As a burly figure dragged the unconscious Drin out of his hovel by his ankles, it turned to an accomplice, silhouetted by the night sky, and jerking its head towards the lean-to, said in a gruff, disinterested tone: “Burn it down.” And with that, the figure started to make its way out of the village, heading towards the hills with the limp form of Drin in tow.
This is a fun read! C+ – Ilja Rianca (Bookdigits.com)
The protagonists stumble into an adventure they didn’t ask for. I liked that they weren’t some trained figures that know all about survival and fighting, but they just wanted a nice place to settle. Really fun read and I recommend it to everyone!
Sword-sloshing absurdity 5/5 Stars – S. C. Macdiarmid (Amazon.com)
I really enjoyed RA Gregory’s Drynwideon; The Sword of Destiny – Yeah Right. A maelstrom sword-sloshing adventure reminiscent of both George MacDonald Fraser’s ‘The Pyrates’ and Tolkien’s ‘The Hobbit’. The protagonist, Drin, flees his home village, where neighbours are chosen by lottery to provide a cannibal meal for the others, and sets off looking for that someplace that has to be better than this. The setting is a magical, mystical, medieval land, in which tyrannical soldiers of the Dragon Army impose the will of Ka, the shape-shifting Dragon Princess. As one would expect, Drin has a succession of improbable escapes from disaster after disaster as he journeys through a landscape of strange characters and bewildering magic.
Enjoyable and fairly non-stop action, as improbable as it should be, with constant witty dialogue and absurd situations, Drynwideon is vastly entertaining reading and hard to put down. And the ending is not really all that predictable!
A rollicking good yarn 5/5 Stars – William Barwood (Amazon.com)
I thoroughly enjoyed this rollicking good yarn!
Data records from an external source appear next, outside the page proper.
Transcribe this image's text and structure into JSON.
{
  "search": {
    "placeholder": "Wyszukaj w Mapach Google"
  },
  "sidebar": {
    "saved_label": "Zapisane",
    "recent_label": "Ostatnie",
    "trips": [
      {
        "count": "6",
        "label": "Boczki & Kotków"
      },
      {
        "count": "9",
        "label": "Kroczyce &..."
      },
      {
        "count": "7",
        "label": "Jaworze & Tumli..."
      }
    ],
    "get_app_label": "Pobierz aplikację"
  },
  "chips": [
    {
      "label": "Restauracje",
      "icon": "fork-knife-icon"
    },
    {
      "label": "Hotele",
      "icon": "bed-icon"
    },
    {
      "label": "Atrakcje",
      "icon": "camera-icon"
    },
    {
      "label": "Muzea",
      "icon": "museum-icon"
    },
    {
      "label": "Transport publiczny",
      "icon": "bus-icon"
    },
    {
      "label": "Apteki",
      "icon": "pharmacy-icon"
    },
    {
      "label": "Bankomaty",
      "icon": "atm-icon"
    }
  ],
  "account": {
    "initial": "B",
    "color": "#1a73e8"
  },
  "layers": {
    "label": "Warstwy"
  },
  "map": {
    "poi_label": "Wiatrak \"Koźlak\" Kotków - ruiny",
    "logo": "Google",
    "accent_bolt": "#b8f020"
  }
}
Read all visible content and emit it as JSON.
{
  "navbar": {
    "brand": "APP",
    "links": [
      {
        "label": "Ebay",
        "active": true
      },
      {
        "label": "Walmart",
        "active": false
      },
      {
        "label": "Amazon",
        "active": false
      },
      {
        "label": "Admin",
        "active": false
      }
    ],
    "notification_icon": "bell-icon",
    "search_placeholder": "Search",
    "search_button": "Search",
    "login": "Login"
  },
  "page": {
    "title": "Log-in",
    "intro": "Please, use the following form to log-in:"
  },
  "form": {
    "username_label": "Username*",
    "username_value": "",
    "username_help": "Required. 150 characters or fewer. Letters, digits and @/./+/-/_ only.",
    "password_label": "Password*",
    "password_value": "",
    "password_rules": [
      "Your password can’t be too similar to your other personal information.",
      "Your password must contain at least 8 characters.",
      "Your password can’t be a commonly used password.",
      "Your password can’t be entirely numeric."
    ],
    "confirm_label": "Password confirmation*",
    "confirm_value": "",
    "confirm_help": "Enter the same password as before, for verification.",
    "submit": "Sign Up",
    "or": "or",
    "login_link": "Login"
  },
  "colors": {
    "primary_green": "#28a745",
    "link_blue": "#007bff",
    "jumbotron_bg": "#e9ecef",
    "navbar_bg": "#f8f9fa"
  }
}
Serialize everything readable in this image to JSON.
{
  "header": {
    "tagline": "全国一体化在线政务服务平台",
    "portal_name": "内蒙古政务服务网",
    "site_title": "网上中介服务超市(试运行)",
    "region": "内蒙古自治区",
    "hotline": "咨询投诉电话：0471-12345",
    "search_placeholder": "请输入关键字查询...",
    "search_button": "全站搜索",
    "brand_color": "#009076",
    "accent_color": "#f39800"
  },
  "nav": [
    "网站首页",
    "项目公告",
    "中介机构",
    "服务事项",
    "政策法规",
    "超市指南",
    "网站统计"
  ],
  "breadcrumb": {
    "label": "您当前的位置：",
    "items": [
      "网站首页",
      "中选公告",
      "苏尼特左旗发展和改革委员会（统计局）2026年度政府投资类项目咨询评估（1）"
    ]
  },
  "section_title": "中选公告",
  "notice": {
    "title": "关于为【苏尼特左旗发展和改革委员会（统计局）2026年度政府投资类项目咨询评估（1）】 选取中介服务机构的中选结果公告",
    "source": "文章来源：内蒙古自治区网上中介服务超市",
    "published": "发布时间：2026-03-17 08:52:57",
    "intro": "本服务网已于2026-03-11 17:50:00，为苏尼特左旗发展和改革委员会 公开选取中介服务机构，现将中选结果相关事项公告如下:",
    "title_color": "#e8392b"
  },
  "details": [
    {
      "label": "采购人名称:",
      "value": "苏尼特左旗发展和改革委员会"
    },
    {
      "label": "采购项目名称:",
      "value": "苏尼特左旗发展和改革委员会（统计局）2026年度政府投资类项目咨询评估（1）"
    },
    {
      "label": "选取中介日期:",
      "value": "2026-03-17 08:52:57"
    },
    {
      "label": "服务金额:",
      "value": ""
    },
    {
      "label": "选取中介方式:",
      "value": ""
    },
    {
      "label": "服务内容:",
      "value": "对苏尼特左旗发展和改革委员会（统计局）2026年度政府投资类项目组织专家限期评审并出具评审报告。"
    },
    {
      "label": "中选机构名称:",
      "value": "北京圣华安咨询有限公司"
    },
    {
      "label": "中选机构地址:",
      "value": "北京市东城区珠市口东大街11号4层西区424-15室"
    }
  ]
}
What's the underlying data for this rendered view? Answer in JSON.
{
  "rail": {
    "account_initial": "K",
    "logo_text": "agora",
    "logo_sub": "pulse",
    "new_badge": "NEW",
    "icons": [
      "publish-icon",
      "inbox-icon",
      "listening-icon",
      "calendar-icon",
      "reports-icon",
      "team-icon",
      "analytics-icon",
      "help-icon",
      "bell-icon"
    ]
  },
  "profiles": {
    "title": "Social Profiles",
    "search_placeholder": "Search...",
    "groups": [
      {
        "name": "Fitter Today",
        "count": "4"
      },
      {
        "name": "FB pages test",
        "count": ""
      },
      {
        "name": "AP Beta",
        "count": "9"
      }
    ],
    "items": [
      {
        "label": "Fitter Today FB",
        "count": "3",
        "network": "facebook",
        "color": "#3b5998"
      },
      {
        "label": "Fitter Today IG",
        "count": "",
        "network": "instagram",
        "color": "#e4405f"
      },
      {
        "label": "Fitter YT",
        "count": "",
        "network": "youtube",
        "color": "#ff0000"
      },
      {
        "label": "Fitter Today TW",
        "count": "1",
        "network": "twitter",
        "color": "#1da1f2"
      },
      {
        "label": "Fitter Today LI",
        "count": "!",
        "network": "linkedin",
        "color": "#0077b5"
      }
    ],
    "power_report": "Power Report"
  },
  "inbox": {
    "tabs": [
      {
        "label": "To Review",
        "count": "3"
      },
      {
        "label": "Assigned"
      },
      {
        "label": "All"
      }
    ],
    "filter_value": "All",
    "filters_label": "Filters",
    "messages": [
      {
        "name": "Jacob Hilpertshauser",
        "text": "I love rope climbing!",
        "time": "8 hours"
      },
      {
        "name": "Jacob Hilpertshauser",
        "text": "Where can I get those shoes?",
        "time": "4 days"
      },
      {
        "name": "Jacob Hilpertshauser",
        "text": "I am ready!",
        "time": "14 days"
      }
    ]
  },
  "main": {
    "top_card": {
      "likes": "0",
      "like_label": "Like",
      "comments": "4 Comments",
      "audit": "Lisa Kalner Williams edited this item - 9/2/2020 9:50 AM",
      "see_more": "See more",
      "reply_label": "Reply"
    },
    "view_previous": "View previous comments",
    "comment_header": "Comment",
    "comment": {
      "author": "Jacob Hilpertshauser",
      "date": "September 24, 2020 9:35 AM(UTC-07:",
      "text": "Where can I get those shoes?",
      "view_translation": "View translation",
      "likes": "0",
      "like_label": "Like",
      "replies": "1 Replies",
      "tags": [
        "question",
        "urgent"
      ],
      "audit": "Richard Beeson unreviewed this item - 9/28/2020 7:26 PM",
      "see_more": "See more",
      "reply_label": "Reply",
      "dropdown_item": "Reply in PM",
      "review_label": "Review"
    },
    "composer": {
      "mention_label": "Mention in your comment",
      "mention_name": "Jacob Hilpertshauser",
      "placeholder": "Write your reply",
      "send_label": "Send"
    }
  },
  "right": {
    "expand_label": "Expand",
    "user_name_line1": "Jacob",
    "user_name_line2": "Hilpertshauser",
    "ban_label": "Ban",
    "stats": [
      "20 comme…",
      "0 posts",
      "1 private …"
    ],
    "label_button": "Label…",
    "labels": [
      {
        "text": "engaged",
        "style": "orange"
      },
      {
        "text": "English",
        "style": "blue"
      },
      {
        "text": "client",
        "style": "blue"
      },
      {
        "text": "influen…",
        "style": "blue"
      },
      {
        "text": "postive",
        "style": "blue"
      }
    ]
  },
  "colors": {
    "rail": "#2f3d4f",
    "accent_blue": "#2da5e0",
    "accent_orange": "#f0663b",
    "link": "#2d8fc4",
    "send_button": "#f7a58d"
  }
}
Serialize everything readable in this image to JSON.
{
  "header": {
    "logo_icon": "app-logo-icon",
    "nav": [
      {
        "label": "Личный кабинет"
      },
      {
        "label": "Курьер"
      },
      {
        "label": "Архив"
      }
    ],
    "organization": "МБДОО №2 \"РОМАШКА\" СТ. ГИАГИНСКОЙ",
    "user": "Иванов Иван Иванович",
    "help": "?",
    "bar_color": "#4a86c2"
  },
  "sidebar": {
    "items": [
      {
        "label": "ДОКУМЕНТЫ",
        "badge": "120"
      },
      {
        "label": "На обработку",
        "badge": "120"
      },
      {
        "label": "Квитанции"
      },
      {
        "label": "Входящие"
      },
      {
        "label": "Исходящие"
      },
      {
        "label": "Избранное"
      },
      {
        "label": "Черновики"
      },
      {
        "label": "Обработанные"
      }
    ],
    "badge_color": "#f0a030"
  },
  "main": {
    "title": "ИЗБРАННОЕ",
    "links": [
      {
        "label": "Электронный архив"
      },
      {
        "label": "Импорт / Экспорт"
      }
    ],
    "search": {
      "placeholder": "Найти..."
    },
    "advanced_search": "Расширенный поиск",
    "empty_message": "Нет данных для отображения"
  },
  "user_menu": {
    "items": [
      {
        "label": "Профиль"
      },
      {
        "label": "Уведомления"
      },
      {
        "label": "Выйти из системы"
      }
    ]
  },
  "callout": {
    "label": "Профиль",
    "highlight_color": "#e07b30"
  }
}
Rob has written an entertaining story with several wonderful characters including Tefal, the claustrophobic-agoraphobic dwarf and the Rog, a cross between a rabbit and a dog, and Drin the ‘triumphant’ anti-hero.